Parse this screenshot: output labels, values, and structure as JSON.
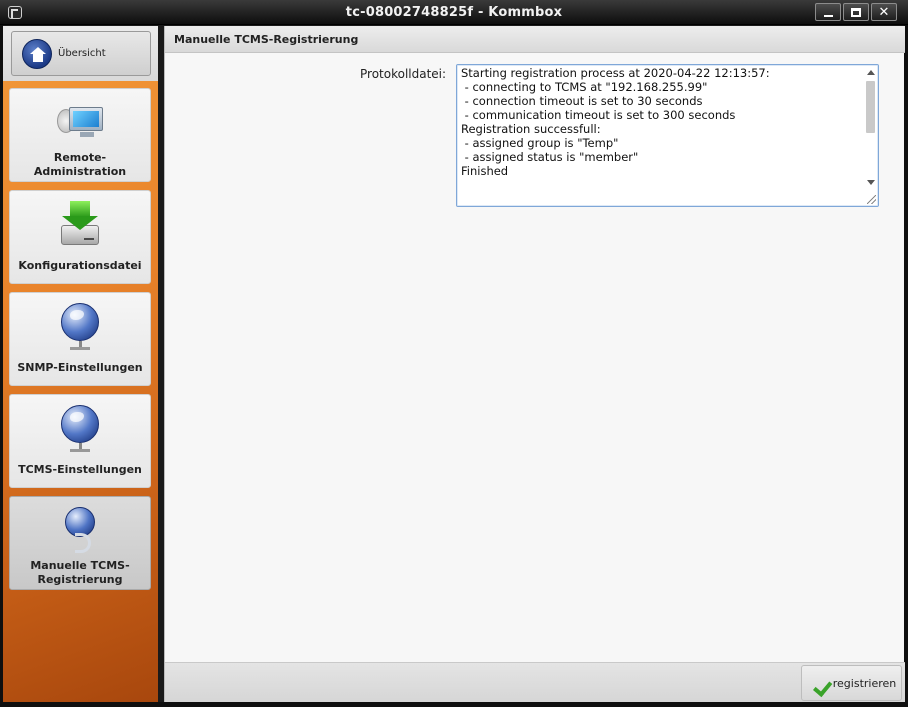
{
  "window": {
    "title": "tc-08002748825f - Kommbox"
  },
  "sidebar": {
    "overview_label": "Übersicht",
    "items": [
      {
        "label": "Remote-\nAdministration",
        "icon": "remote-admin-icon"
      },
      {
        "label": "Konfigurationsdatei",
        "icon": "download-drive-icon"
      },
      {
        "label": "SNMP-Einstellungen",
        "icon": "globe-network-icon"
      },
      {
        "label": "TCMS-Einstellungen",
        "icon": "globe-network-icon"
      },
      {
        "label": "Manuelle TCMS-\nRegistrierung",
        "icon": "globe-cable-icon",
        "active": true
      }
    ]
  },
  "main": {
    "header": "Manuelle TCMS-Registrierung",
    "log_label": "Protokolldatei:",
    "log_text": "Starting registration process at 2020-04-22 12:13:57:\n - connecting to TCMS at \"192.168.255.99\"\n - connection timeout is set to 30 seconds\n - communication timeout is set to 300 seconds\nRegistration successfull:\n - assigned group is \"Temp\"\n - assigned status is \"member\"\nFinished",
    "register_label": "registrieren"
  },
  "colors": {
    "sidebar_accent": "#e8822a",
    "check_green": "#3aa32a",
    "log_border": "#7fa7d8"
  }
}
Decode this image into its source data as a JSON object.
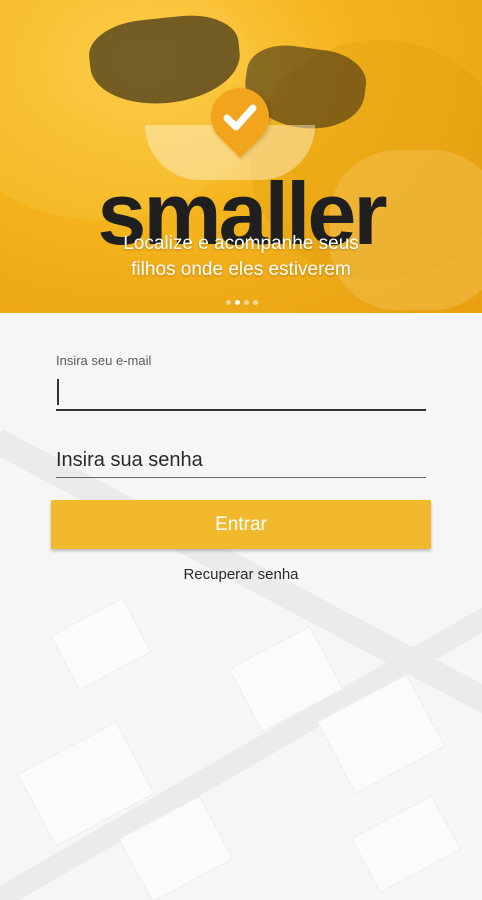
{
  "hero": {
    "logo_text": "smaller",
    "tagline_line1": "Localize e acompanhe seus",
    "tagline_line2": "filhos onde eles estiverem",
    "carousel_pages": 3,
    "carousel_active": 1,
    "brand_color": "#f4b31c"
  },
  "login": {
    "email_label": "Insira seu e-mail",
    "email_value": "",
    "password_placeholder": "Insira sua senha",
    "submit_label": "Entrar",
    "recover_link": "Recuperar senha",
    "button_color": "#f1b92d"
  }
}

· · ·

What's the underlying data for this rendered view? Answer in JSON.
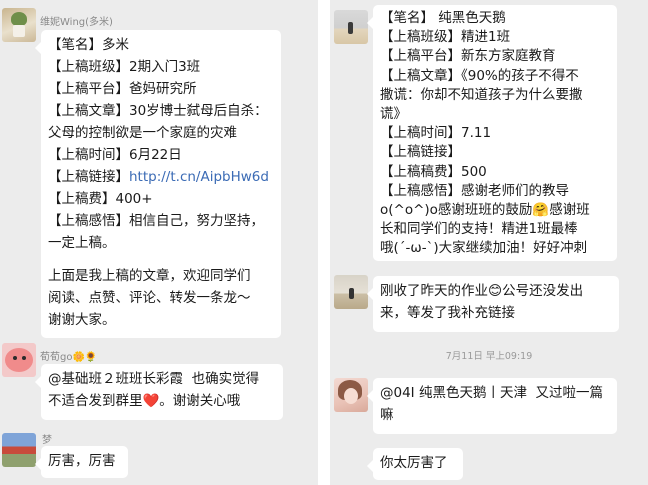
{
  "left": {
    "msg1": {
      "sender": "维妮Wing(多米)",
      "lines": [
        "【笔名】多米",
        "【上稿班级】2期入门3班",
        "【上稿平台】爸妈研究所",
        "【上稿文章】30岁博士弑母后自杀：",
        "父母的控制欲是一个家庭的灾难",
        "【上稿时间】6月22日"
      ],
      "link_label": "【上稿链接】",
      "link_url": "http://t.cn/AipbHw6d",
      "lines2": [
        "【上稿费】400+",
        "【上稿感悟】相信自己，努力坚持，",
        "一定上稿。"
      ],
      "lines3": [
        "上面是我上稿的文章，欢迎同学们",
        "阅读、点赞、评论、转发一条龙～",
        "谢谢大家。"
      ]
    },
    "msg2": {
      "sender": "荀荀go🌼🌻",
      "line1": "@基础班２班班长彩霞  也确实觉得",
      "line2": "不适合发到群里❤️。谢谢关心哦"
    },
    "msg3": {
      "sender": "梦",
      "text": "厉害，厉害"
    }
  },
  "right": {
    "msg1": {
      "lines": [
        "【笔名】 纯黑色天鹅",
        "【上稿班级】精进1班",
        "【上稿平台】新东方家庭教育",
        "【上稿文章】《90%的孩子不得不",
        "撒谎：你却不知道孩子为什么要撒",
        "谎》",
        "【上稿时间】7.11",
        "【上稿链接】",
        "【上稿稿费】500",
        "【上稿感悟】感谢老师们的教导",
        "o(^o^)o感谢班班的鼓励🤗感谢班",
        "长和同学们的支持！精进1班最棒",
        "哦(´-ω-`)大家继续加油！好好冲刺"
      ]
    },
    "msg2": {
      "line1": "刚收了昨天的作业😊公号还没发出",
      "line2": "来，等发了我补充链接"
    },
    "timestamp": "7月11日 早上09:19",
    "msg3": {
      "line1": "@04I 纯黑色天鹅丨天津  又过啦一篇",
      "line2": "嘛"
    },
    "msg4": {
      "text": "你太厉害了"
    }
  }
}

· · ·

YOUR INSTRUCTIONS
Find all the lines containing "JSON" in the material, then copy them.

SOLUTION FOR THIS TASK
Parse this screenshot: output labels, values, and structure as JSON.
Decode this image into its source data as a JSON object.
What's the underlying data for this rendered view? Answer in JSON.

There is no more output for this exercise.